>   But in practice I don't think this works well at all; it adds confusion not help.
>   I think part of the problem is that (), [], and {} aren't visually distinct enough.
>   It's worth noting that R7RS-small drops [...] as a requirement, so clearly
>   there's no groundswell of support for [...] as a synonym for (...).
> * We could define a fixed syntax that is tailored to fixed language semantics.
>   That is the "usual way" this problem is solved in other languages,
>   and when the languages are used in their anticipated domain, this works well.
>   But Lisps are often used for symbol manipulation, where symbols may actually
>   be for a domain-specific language and where you can easily create
>   new meanings (via macros).  So this "usual solution" doesn't well work for Lisps
>   (without giving up some of the reasons for using a Lisp in the first place).
>
> The great thing about the indentation-sensitive approach is that, if carefully defined,
> it is NOT tied to any particular semantics.  Yet it can still represent
> complexly-nested structures *AND* it is clearly visually distinct from parentheses.
> What's more, Lisp developers ALREADY use indentation layout to show nesting,
> and many other languages (including the widely-used Python) already use
> indentation, so it's not such a big change for many.  It's also easy to define
> it so it retains backwards compatibility. Sure, it's a change, but not a massive one.
>
> Quick aside: The GNU folks have
> long stated that guile was "the official extension language for the
> GNU operating system", but relatively few GNU programs use it as an
> extension language. I believe one reason is because
> guile is saddled with Scheme's default syntax; a more readable version
> of guile would be far more compelling.  Guile already supports SRFI-105
> (hooray!); I believe adding sweet-expressions would make guile and
> other Scheme implementations far MORE compelling.
>
>
> John David Stone:
>> At this point, so many markers, special conventions, and multilayer
>> exceptions ...
>
> SRFI-110 only has three marker constructs: \\, $, and <*...*>.
> You can consider abbreviation+whitespace a fourth construct, if you like.
> There are no special conventions and no exceptions.
> You can teach the whole thing (including all of SRFI-105) in less than an hour.
>
> These markers were developed based on real-world experience with the notation.

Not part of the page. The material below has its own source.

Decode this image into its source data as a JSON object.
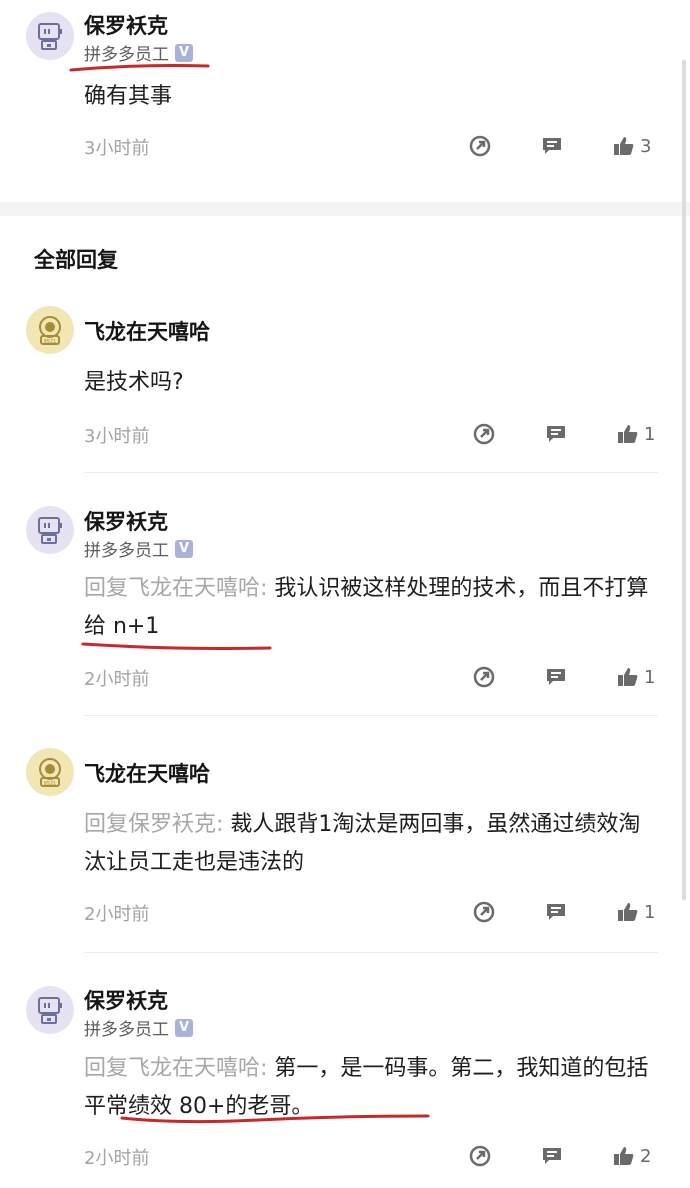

> I kicked off the readable group around 2006; we've been working for ~7 years
> to find the smallest set of markers that produces a *useful* and *readable* notation.
> But "0 markers" is not a reasonable goal for something practical.  Even wisp,
> which trades *away* readability of code to get a simpler notation, has markers.
> We're hardly the first to observe this; reStructuredText was developed as
> a reaction to StructuredText, and one issue was *specifically* that users had
> to indent very long blocks, and ended up with something like markers.
>
> There may be a better set of markers (symbols and semantics), and as you
> can see in the mailing list, we've had many discussions and debates.
> But this set seems to resolve the problems of indentation-sensitive syntax,
> in a way that's pleasant to read and use.  If you have a better solution, please post.
>
>> have been added to the proposed syntax that it is quite
>> implausible to claim that sweet-expressions are homoiconic.  In the general
>> case, reconstructing the underlying data structure from the
>> sweet-expression that represents it requires the mental application of a
>> non-obvious algorithm of considerable intricacy.
>
> I can do it.  Alan can do it. Other participants here can do it too.
> Therefore, it's homoiconic.
>
> It's not intricate; the algorithm takes maybe an hour to learn.
> That's LESS than most languages, and since you can
> amortize that time over legions of hours reading and
> writing code, it's worth doing.
>
> The BNF looks more intricate only because
> I wanted to be very rigorous in its definition.  That has advantages:
> We can be sure it has desirable properties (e.g., it is LL(1)),
> and can be much more confident that different implementations will
> do the same thing.  That latter point means that learning the algorithm ONCE
> can pay dividends across different implementations, increasing the
> likelihood that it's worth learning.
>
> --- David A. Wheeler
>